• **Task item**
Go through the listing and return every line with "record" in it.

== == ==

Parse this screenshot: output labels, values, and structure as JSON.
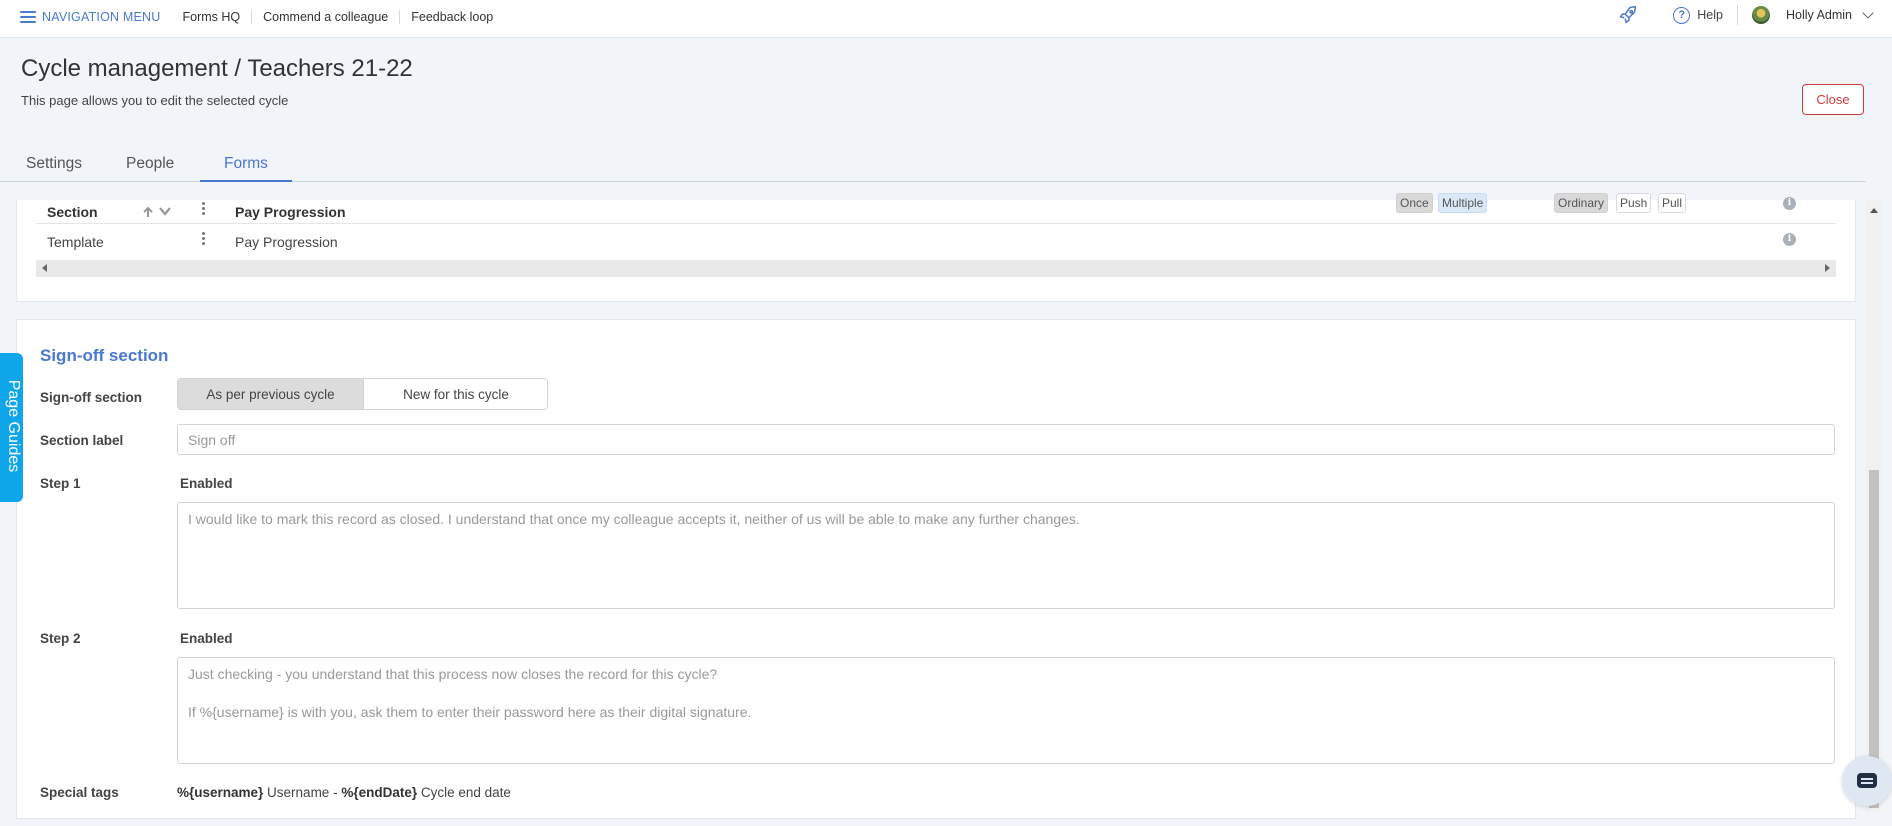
{
  "topnav": {
    "menu_label": "NAVIGATION MENU",
    "links": [
      "Forms HQ",
      "Commend a colleague",
      "Feedback loop"
    ],
    "help_label": "Help",
    "user_name": "Holly Admin"
  },
  "header": {
    "title": "Cycle management / Teachers 21-22",
    "subtitle": "This page allows you to edit the selected cycle",
    "close_label": "Close"
  },
  "tabs": [
    {
      "label": "Settings",
      "active": false
    },
    {
      "label": "People",
      "active": false
    },
    {
      "label": "Forms",
      "active": true
    }
  ],
  "table": {
    "header_row": {
      "col1": "Section",
      "col3": "Pay Progression",
      "pill_once": "Once",
      "pill_multiple": "Multiple",
      "pill_ordinary": "Ordinary",
      "pill_push": "Push",
      "pill_pull": "Pull"
    },
    "row": {
      "col1": "Template",
      "col3": "Pay Progression"
    }
  },
  "signoff": {
    "title": "Sign-off section",
    "section_label": "Sign-off section",
    "seg_option_a": "As per previous cycle",
    "seg_option_b": "New for this cycle",
    "label_field_label": "Section label",
    "label_field_placeholder": "Sign off",
    "step1_label": "Step 1",
    "step1_status": "Enabled",
    "step1_text": "I would like to mark this record as closed. I understand that once my colleague accepts it, neither of us will be able to make any further changes.",
    "step2_label": "Step 2",
    "step2_status": "Enabled",
    "step2_text_line1": "Just checking - you understand that this process now closes the record for this cycle?",
    "step2_text_line2": "If %{username} is with you, ask them to enter their password here as their digital signature.",
    "special_tags_label": "Special tags",
    "tag1": "%{username}",
    "tag1_desc": " Username - ",
    "tag2": "%{endDate}",
    "tag2_desc": " Cycle end date"
  },
  "page_guides_label": "Page Guides",
  "colors": {
    "accent": "#4a78d0",
    "danger": "#d23a3a",
    "guides": "#0ea5e9"
  }
}
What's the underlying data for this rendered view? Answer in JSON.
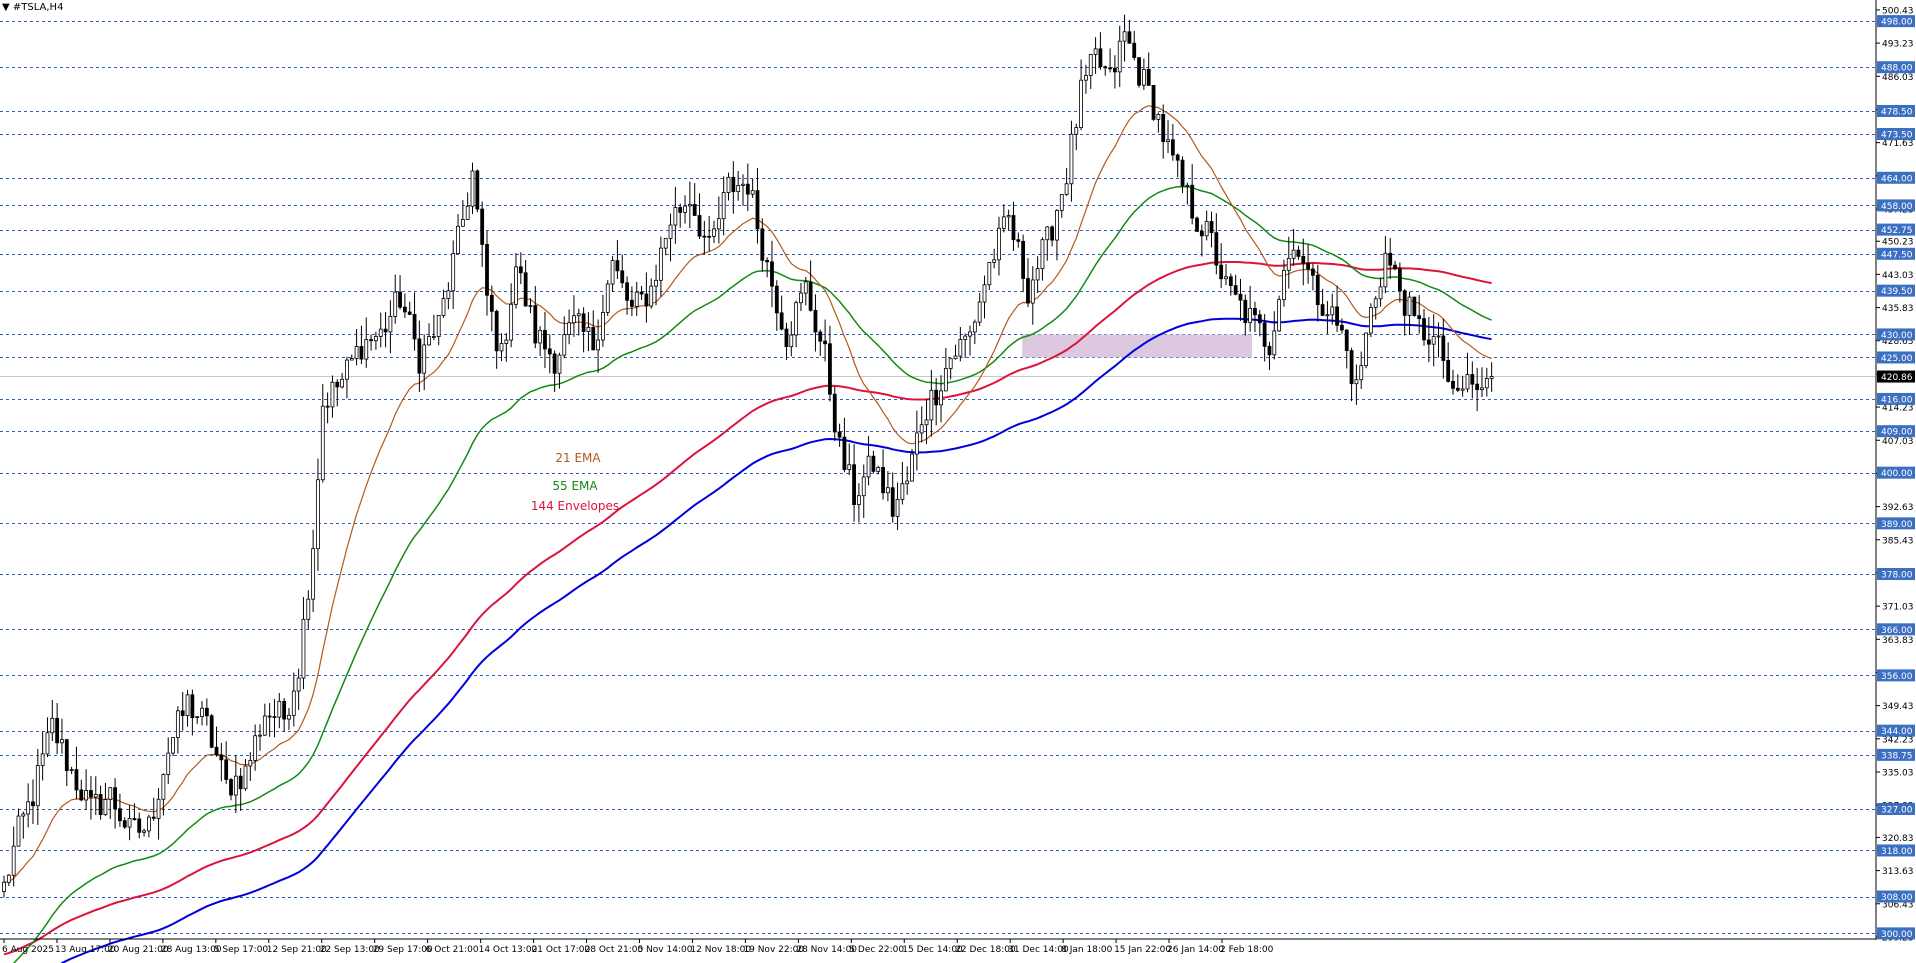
{
  "window_title": "#TSLA,H4",
  "title_arrow": "▼",
  "current_price": "420.86",
  "indicator_labels": [
    {
      "text": "21 EMA",
      "color": "#b5581e"
    },
    {
      "text": "55 EMA",
      "color": "#138a13"
    },
    {
      "text": "144 Envelopes",
      "color": "#dc143c"
    }
  ],
  "colors": {
    "ema21": "#b5581e",
    "ema55": "#138a13",
    "env_upper": "#dc143c",
    "env_lower": "#0000dd",
    "level_line": "#2d5fb3",
    "level_tag_bg": "#3b6fc1",
    "zone_fill": "#d8c2dc",
    "candle": "#000000",
    "background": "#ffffff"
  },
  "chart_data": {
    "type": "candlestick",
    "symbol": "#TSLA",
    "timeframe": "H4",
    "ylim": [
      299.0,
      501.5
    ],
    "y_ticks": [
      "500.43",
      "493.23",
      "486.03",
      "478.83",
      "471.63",
      "464.43",
      "457.23",
      "450.23",
      "443.03",
      "435.83",
      "428.63",
      "421.43",
      "414.23",
      "407.03",
      "399.83",
      "392.63",
      "385.43",
      "378.23",
      "371.03",
      "363.83",
      "356.63",
      "349.43",
      "342.23",
      "335.03",
      "327.83",
      "320.83",
      "313.63",
      "306.43",
      "299.23"
    ],
    "x_ticks": [
      "6 Aug 2025",
      "13 Aug 17:00",
      "20 Aug 21:00",
      "28 Aug 13:00",
      "5 Sep 17:00",
      "12 Sep 21:00",
      "22 Sep 13:00",
      "29 Sep 17:00",
      "6 Oct 21:00",
      "14 Oct 13:00",
      "21 Oct 17:00",
      "28 Oct 21:00",
      "5 Nov 14:00",
      "12 Nov 18:00",
      "19 Nov 22:00",
      "28 Nov 14:00",
      "5 Dec 22:00",
      "15 Dec 14:00",
      "22 Dec 18:00",
      "31 Dec 14:00",
      "8 Jan 18:00",
      "15 Jan 22:00",
      "26 Jan 14:00",
      "2 Feb 18:00"
    ],
    "horizontal_levels": [
      "498.00",
      "488.00",
      "478.50",
      "473.50",
      "464.00",
      "458.00",
      "452.75",
      "447.50",
      "439.50",
      "430.00",
      "425.00",
      "416.00",
      "409.00",
      "400.00",
      "389.00",
      "378.00",
      "366.00",
      "356.00",
      "344.00",
      "338.75",
      "327.00",
      "318.00",
      "308.00",
      "300.00"
    ],
    "zone": {
      "from": "425.00",
      "to": "430.00",
      "start": "31 Dec 14:00",
      "end": "2 Feb 18:00"
    },
    "price_anchors": [
      {
        "t": 0,
        "p": 310
      },
      {
        "t": 3,
        "p": 322
      },
      {
        "t": 6,
        "p": 330
      },
      {
        "t": 10,
        "p": 345
      },
      {
        "t": 14,
        "p": 335
      },
      {
        "t": 18,
        "p": 327
      },
      {
        "t": 22,
        "p": 330
      },
      {
        "t": 26,
        "p": 322
      },
      {
        "t": 30,
        "p": 323
      },
      {
        "t": 34,
        "p": 340
      },
      {
        "t": 38,
        "p": 350
      },
      {
        "t": 42,
        "p": 345
      },
      {
        "t": 46,
        "p": 332
      },
      {
        "t": 50,
        "p": 335
      },
      {
        "t": 54,
        "p": 348
      },
      {
        "t": 58,
        "p": 347
      },
      {
        "t": 61,
        "p": 358
      },
      {
        "t": 64,
        "p": 385
      },
      {
        "t": 66,
        "p": 415
      },
      {
        "t": 70,
        "p": 420
      },
      {
        "t": 74,
        "p": 428
      },
      {
        "t": 78,
        "p": 430
      },
      {
        "t": 82,
        "p": 438
      },
      {
        "t": 86,
        "p": 425
      },
      {
        "t": 90,
        "p": 432
      },
      {
        "t": 94,
        "p": 450
      },
      {
        "t": 97,
        "p": 465
      },
      {
        "t": 100,
        "p": 438
      },
      {
        "t": 103,
        "p": 425
      },
      {
        "t": 106,
        "p": 445
      },
      {
        "t": 110,
        "p": 430
      },
      {
        "t": 114,
        "p": 425
      },
      {
        "t": 118,
        "p": 432
      },
      {
        "t": 122,
        "p": 428
      },
      {
        "t": 126,
        "p": 445
      },
      {
        "t": 130,
        "p": 435
      },
      {
        "t": 134,
        "p": 440
      },
      {
        "t": 138,
        "p": 455
      },
      {
        "t": 142,
        "p": 460
      },
      {
        "t": 146,
        "p": 448
      },
      {
        "t": 150,
        "p": 462
      },
      {
        "t": 154,
        "p": 463
      },
      {
        "t": 158,
        "p": 445
      },
      {
        "t": 162,
        "p": 430
      },
      {
        "t": 166,
        "p": 440
      },
      {
        "t": 170,
        "p": 425
      },
      {
        "t": 173,
        "p": 405
      },
      {
        "t": 176,
        "p": 395
      },
      {
        "t": 180,
        "p": 402
      },
      {
        "t": 184,
        "p": 392
      },
      {
        "t": 187,
        "p": 398
      },
      {
        "t": 190,
        "p": 412
      },
      {
        "t": 193,
        "p": 418
      },
      {
        "t": 196,
        "p": 425
      },
      {
        "t": 200,
        "p": 430
      },
      {
        "t": 204,
        "p": 445
      },
      {
        "t": 208,
        "p": 455
      },
      {
        "t": 212,
        "p": 440
      },
      {
        "t": 216,
        "p": 450
      },
      {
        "t": 220,
        "p": 465
      },
      {
        "t": 223,
        "p": 482
      },
      {
        "t": 226,
        "p": 490
      },
      {
        "t": 229,
        "p": 485
      },
      {
        "t": 232,
        "p": 495
      },
      {
        "t": 235,
        "p": 487
      },
      {
        "t": 238,
        "p": 480
      },
      {
        "t": 241,
        "p": 470
      },
      {
        "t": 244,
        "p": 462
      },
      {
        "t": 247,
        "p": 455
      },
      {
        "t": 250,
        "p": 450
      },
      {
        "t": 253,
        "p": 440
      },
      {
        "t": 256,
        "p": 436
      },
      {
        "t": 259,
        "p": 432
      },
      {
        "t": 262,
        "p": 428
      },
      {
        "t": 265,
        "p": 445
      },
      {
        "t": 268,
        "p": 450
      },
      {
        "t": 271,
        "p": 440
      },
      {
        "t": 274,
        "p": 436
      },
      {
        "t": 277,
        "p": 430
      },
      {
        "t": 280,
        "p": 418
      },
      {
        "t": 283,
        "p": 435
      },
      {
        "t": 286,
        "p": 447
      },
      {
        "t": 289,
        "p": 440
      },
      {
        "t": 292,
        "p": 432
      },
      {
        "t": 295,
        "p": 430
      },
      {
        "t": 298,
        "p": 425
      },
      {
        "t": 300,
        "p": 415
      },
      {
        "t": 303,
        "p": 420
      },
      {
        "t": 306,
        "p": 417
      },
      {
        "t": 308,
        "p": 420.86
      }
    ],
    "series": [
      {
        "name": "21 EMA",
        "period": 21,
        "color": "#b5581e"
      },
      {
        "name": "55 EMA",
        "period": 55,
        "color": "#138a13"
      },
      {
        "name": "144 Envelopes",
        "period": 144,
        "color": "#dc143c",
        "color2": "#0000dd",
        "deviation_pct": 1.4
      }
    ],
    "grid": false
  }
}
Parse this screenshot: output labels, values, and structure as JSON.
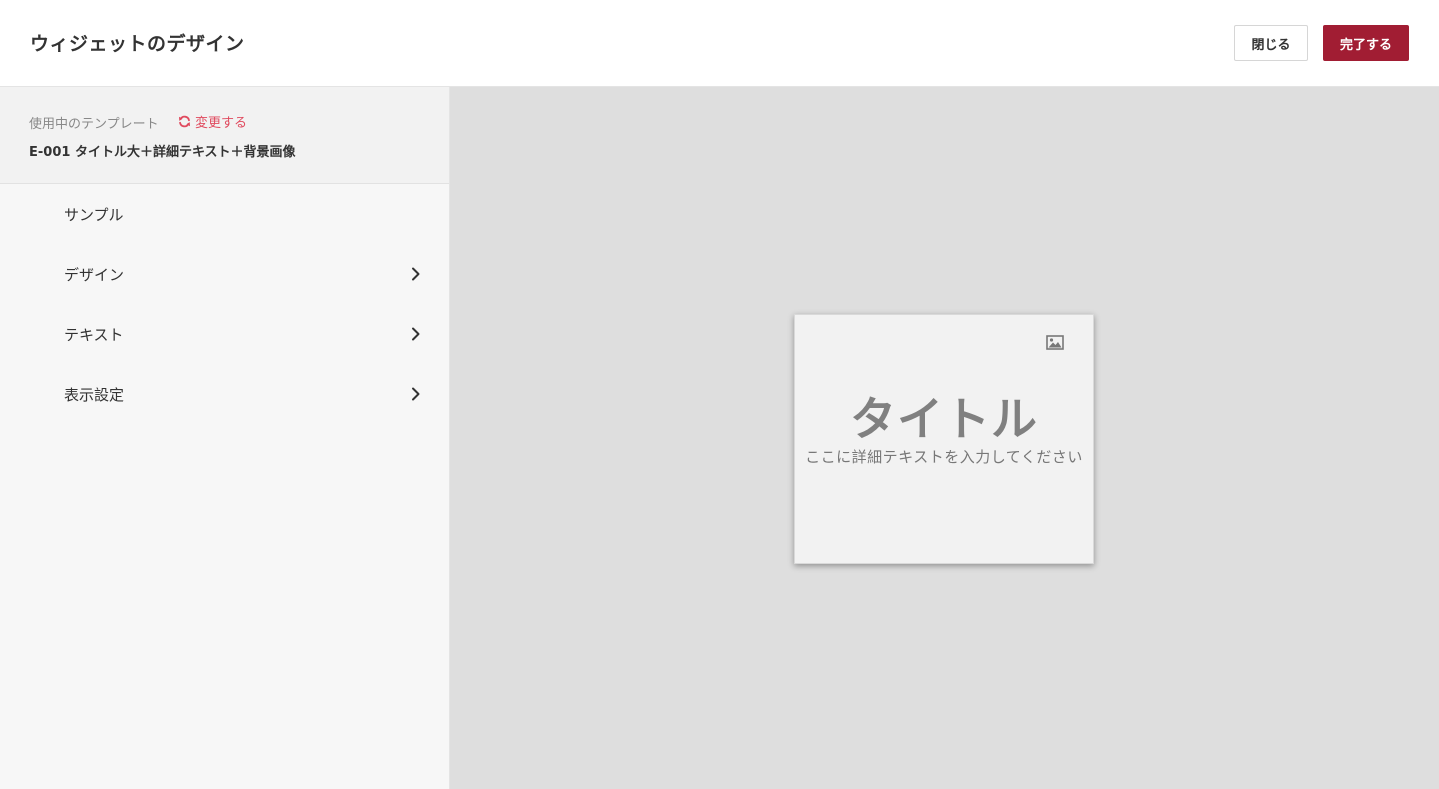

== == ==

• **Finished exercise**
    "step1_text": "I would like to mark this record as closed. I understand that once my colleague accepts it, neither of us will be able to make any further changes.",
    "step2_text_line1": "Just checking - you understand that this process now closes the record for this cycle?",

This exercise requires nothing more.